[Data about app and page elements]
+-------+

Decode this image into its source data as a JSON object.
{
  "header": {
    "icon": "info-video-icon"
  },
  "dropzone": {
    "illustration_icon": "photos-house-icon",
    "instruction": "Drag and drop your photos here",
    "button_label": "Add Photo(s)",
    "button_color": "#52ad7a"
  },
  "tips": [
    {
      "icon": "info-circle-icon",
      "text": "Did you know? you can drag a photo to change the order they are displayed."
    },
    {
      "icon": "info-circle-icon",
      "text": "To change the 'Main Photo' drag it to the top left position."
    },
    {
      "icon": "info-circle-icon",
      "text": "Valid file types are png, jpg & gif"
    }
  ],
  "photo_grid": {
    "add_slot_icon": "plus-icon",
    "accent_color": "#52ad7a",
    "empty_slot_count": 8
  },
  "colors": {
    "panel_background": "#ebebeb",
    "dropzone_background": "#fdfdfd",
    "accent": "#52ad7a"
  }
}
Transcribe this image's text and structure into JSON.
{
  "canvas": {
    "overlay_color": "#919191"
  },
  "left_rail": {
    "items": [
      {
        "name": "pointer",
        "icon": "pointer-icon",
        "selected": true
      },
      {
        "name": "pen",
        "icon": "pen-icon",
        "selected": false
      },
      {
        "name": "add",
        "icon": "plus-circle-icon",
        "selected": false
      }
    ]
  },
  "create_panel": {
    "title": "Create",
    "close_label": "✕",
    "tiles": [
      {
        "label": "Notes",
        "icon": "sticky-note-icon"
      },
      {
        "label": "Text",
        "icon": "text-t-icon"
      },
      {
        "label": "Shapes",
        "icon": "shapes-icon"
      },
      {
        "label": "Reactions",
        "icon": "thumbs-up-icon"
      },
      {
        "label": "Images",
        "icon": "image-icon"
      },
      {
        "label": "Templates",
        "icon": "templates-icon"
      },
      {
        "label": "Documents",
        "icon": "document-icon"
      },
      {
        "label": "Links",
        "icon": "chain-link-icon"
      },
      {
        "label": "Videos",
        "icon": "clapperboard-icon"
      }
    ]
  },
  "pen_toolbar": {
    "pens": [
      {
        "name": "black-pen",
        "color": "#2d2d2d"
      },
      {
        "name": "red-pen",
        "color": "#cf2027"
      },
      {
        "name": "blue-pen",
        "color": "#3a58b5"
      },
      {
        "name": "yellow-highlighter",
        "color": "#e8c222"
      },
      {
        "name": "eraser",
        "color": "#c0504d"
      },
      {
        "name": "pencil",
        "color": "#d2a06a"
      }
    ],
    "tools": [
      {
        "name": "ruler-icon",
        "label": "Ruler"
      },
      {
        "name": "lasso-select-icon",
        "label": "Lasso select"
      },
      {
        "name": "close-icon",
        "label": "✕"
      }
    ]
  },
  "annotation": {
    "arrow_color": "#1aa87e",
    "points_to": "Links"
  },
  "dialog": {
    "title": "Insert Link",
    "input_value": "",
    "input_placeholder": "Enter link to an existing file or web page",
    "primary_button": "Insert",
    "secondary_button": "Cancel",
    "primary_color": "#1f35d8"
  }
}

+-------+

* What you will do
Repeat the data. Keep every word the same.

* Solution to the problem
Decode this image into its source data as a JSON object.
{
  "header": {
    "icon": "info-video-icon"
  },
  "dropzone": {
    "illustration_icon": "photos-house-icon",
    "instruction": "Drag and drop your photos here",
    "button_label": "Add Photo(s)",
    "button_color": "#52ad7a"
  },
  "tips": [
    {
      "icon": "info-circle-icon",
      "text": "Did you know? you can drag a photo to change the order they are displayed."
    },
    {
      "icon": "info-circle-icon",
      "text": "To change the 'Main Photo' drag it to the top left position."
    },
    {
      "icon": "info-circle-icon",
      "text": "Valid file types are png, jpg & gif"
    }
  ],
  "photo_grid": {
    "add_slot_icon": "plus-icon",
    "accent_color": "#52ad7a",
    "empty_slot_count": 8
  },
  "colors": {
    "panel_background": "#ebebeb",
    "dropzone_background": "#fdfdfd",
    "accent": "#52ad7a"
  }
}
Transcribe this image's text and structure into JSON.
{
  "canvas": {
    "overlay_color": "#919191"
  },
  "left_rail": {
    "items": [
      {
        "name": "pointer",
        "icon": "pointer-icon",
        "selected": true
      },
      {
        "name": "pen",
        "icon": "pen-icon",
        "selected": false
      },
      {
        "name": "add",
        "icon": "plus-circle-icon",
        "selected": false
      }
    ]
  },
  "create_panel": {
    "title": "Create",
    "close_label": "✕",
    "tiles": [
      {
        "label": "Notes",
        "icon": "sticky-note-icon"
      },
      {
        "label": "Text",
        "icon": "text-t-icon"
      },
      {
        "label": "Shapes",
        "icon": "shapes-icon"
      },
      {
        "label": "Reactions",
        "icon": "thumbs-up-icon"
      },
      {
        "label": "Images",
        "icon": "image-icon"
      },
      {
        "label": "Templates",
        "icon": "templates-icon"
      },
      {
        "label": "Documents",
        "icon": "document-icon"
      },
      {
        "label": "Links",
        "icon": "chain-link-icon"
      },
      {
        "label": "Videos",
        "icon": "clapperboard-icon"
      }
    ]
  },
  "pen_toolbar": {
    "pens": [
      {
        "name": "black-pen",
        "color": "#2d2d2d"
      },
      {
        "name": "red-pen",
        "color": "#cf2027"
      },
      {
        "name": "blue-pen",
        "color": "#3a58b5"
      },
      {
        "name": "yellow-highlighter",
        "color": "#e8c222"
      },
      {
        "name": "eraser",
        "color": "#c0504d"
      },
      {
        "name": "pencil",
        "color": "#d2a06a"
      }
    ],
    "tools": [
      {
        "name": "ruler-icon",
        "label": "Ruler"
      },
      {
        "name": "lasso-select-icon",
        "label": "Lasso select"
      },
      {
        "name": "close-icon",
        "label": "✕"
      }
    ]
  },
  "annotation": {
    "arrow_color": "#1aa87e",
    "points_to": "Links"
  },
  "dialog": {
    "title": "Insert Link",
    "input_value": "",
    "input_placeholder": "Enter link to an existing file or web page",
    "primary_button": "Insert",
    "secondary_button": "Cancel",
    "primary_color": "#1f35d8"
  }
}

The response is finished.